• WHAT TO DO:
Whenever the string "avatar" appears in a line below, please copy the line out.
***** EXTRACTED RECORDS *****
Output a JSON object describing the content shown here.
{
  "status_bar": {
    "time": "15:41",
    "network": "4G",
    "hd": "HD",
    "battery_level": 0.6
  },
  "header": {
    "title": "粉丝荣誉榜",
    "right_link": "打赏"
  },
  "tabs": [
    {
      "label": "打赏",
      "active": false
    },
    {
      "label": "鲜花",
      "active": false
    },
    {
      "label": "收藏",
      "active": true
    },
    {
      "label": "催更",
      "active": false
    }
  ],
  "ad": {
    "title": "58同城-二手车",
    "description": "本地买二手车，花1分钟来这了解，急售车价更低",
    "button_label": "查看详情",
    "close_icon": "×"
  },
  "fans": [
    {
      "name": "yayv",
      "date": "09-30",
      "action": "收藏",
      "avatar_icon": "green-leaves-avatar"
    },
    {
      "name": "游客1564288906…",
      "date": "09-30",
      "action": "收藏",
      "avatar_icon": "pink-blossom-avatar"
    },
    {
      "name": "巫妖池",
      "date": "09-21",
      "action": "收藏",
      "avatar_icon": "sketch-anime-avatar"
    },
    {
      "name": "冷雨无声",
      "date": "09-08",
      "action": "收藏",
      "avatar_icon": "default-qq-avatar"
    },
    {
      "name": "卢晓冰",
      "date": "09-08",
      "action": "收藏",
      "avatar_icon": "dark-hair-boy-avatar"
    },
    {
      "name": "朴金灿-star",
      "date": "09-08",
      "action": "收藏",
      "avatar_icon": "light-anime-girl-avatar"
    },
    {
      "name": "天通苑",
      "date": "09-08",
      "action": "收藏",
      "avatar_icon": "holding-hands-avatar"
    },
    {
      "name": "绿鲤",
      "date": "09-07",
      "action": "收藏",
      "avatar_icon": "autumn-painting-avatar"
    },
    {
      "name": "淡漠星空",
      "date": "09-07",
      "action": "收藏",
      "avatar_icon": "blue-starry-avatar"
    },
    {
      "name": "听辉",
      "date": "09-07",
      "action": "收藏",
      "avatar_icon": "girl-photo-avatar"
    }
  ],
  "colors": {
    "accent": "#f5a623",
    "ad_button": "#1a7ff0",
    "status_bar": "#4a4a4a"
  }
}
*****
• WRITTEN ANSWER:
      "avatar_icon": "green-leaves-avatar"
      "avatar_icon": "pink-blossom-avatar"
      "avatar_icon": "sketch-anime-avatar"
      "avatar_icon": "default-qq-avatar"
      "avatar_icon": "dark-hair-boy-avatar"
      "avatar_icon": "light-anime-girl-avatar"
      "avatar_icon": "holding-hands-avatar"
      "avatar_icon": "autumn-painting-avatar"
      "avatar_icon": "blue-starry-avatar"
      "avatar_icon": "girl-photo-avatar"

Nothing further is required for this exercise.